Give back, exactly and with nothing added, the lines that run from the one containing "Enumerate this screenshot's" to the final line below.

THE RECORDS Block Start

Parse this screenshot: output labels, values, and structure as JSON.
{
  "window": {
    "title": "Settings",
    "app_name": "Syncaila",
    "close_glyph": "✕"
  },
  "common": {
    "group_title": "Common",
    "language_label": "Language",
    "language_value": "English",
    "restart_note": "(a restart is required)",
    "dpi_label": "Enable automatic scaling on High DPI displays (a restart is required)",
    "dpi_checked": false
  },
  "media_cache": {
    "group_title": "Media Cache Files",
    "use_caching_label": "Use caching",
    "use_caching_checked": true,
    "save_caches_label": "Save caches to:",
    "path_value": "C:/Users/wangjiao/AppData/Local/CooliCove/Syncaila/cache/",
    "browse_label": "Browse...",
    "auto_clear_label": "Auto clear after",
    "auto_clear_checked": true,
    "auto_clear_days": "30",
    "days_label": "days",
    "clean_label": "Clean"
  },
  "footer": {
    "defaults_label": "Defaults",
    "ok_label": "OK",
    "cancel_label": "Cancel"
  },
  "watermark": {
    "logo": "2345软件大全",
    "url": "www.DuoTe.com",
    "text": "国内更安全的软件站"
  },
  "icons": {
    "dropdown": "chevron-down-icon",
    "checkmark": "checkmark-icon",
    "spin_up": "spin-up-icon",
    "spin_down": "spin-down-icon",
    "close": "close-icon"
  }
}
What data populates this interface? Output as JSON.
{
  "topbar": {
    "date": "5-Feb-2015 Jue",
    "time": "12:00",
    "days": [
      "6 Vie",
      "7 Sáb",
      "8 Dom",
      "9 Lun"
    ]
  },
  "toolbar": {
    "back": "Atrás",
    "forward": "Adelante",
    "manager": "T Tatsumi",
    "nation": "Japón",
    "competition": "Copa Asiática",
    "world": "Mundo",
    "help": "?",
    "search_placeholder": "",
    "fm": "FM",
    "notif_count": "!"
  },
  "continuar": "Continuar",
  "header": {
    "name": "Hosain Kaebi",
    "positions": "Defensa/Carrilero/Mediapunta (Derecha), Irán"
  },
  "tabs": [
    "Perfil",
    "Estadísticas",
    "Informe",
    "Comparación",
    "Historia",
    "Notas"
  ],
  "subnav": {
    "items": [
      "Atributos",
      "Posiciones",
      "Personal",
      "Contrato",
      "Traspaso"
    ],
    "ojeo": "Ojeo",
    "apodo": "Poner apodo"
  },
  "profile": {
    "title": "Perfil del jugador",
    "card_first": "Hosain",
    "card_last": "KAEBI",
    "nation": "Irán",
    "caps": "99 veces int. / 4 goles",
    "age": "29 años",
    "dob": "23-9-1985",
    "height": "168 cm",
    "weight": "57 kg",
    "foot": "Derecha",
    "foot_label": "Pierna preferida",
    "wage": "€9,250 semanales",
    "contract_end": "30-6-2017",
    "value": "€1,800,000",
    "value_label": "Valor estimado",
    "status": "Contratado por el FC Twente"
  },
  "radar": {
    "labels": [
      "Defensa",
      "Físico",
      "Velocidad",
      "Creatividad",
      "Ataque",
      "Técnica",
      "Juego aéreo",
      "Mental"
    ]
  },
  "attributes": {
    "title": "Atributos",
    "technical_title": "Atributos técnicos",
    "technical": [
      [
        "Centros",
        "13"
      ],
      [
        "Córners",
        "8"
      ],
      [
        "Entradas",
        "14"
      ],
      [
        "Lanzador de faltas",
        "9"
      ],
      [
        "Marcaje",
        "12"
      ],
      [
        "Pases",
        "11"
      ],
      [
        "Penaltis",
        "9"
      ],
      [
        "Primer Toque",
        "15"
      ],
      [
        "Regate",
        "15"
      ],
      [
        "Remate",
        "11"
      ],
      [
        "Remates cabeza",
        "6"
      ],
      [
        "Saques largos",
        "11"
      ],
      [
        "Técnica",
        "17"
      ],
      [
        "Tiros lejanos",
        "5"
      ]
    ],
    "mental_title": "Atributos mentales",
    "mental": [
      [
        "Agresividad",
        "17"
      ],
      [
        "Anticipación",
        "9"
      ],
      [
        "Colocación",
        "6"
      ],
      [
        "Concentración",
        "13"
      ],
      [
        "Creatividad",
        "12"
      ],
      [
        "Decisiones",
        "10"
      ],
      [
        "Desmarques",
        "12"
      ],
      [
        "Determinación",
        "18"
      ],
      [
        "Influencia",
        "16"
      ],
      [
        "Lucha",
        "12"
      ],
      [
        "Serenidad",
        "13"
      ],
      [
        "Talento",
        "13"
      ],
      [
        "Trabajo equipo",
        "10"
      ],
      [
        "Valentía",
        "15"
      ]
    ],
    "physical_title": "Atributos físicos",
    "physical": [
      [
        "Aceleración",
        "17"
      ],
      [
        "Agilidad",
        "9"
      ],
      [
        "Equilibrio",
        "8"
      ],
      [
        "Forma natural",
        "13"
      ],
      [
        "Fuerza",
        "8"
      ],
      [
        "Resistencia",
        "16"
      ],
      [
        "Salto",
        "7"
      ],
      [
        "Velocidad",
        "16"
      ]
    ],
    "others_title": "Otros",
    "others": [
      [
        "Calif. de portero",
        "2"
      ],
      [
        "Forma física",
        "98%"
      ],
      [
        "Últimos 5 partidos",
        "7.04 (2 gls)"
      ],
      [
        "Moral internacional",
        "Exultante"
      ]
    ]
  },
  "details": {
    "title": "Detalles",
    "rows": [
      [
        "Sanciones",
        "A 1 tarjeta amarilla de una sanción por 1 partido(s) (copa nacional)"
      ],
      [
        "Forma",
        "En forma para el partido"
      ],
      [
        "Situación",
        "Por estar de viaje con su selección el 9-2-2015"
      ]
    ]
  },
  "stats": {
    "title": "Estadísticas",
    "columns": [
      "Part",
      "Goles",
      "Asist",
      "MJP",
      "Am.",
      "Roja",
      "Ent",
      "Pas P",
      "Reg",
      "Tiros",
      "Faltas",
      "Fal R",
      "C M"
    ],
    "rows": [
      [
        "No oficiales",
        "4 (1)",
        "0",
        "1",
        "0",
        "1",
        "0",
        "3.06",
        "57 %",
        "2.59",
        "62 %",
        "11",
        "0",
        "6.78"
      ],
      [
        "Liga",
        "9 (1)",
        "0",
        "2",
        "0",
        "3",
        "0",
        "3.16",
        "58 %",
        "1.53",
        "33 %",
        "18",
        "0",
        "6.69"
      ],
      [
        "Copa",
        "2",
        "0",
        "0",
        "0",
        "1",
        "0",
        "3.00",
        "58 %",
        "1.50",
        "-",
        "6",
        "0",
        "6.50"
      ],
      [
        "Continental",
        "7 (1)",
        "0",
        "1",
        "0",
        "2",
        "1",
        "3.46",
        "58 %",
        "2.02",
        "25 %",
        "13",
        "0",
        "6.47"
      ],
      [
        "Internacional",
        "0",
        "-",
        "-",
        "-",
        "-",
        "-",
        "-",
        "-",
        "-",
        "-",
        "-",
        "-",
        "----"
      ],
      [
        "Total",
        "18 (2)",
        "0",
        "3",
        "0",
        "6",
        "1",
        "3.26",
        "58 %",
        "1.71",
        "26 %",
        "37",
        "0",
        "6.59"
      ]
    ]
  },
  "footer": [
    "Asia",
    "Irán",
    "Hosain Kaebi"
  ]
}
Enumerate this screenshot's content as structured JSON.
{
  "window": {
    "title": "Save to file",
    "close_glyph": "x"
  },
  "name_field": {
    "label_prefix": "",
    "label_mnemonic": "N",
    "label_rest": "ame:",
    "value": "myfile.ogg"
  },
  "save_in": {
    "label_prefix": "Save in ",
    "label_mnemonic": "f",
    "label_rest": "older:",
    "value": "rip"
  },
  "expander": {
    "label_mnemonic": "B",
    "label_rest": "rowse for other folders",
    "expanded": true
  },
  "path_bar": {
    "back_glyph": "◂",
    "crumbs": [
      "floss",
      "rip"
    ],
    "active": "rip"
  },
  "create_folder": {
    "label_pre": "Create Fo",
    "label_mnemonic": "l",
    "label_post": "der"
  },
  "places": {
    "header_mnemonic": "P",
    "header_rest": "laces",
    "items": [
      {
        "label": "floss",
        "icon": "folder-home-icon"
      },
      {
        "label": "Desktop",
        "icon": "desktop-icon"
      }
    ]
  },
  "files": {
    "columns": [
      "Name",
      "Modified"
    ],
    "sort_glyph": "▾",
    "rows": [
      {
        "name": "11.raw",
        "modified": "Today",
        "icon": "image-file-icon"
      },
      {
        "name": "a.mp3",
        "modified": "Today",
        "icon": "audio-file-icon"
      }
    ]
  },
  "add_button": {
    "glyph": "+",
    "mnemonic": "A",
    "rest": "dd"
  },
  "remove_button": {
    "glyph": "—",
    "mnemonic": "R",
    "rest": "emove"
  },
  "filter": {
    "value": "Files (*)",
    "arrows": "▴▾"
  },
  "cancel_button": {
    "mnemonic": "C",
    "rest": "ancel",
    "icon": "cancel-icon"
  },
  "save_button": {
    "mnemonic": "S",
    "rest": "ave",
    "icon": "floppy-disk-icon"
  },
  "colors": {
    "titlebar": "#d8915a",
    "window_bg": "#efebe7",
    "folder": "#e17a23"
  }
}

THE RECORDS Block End

• [RESULT OF THIS EXERCISE]:
Enumerate this screenshot's content as structured JSON.
{
  "window": {
    "title": "Save to file",
    "close_glyph": "x"
  },
  "name_field": {
    "label_prefix": "",
    "label_mnemonic": "N",
    "label_rest": "ame:",
    "value": "myfile.ogg"
  },
  "save_in": {
    "label_prefix": "Save in ",
    "label_mnemonic": "f",
    "label_rest": "older:",
    "value": "rip"
  },
  "expander": {
    "label_mnemonic": "B",
    "label_rest": "rowse for other folders",
    "expanded": true
  },
  "path_bar": {
    "back_glyph": "◂",
    "crumbs": [
      "floss",
      "rip"
    ],
    "active": "rip"
  },
  "create_folder": {
    "label_pre": "Create Fo",
    "label_mnemonic": "l",
    "label_post": "der"
  },
  "places": {
    "header_mnemonic": "P",
    "header_rest": "laces",
    "items": [
      {
        "label": "floss",
        "icon": "folder-home-icon"
      },
      {
        "label": "Desktop",
        "icon": "desktop-icon"
      }
    ]
  },
  "files": {
    "columns": [
      "Name",
      "Modified"
    ],
    "sort_glyph": "▾",
    "rows": [
      {
        "name": "11.raw",
        "modified": "Today",
        "icon": "image-file-icon"
      },
      {
        "name": "a.mp3",
        "modified": "Today",
        "icon": "audio-file-icon"
      }
    ]
  },
  "add_button": {
    "glyph": "+",
    "mnemonic": "A",
    "rest": "dd"
  },
  "remove_button": {
    "glyph": "—",
    "mnemonic": "R",
    "rest": "emove"
  },
  "filter": {
    "value": "Files (*)",
    "arrows": "▴▾"
  },
  "cancel_button": {
    "mnemonic": "C",
    "rest": "ancel",
    "icon": "cancel-icon"
  },
  "save_button": {
    "mnemonic": "S",
    "rest": "ave",
    "icon": "floppy-disk-icon"
  },
  "colors": {
    "titlebar": "#d8915a",
    "window_bg": "#efebe7",
    "folder": "#e17a23"
  }
}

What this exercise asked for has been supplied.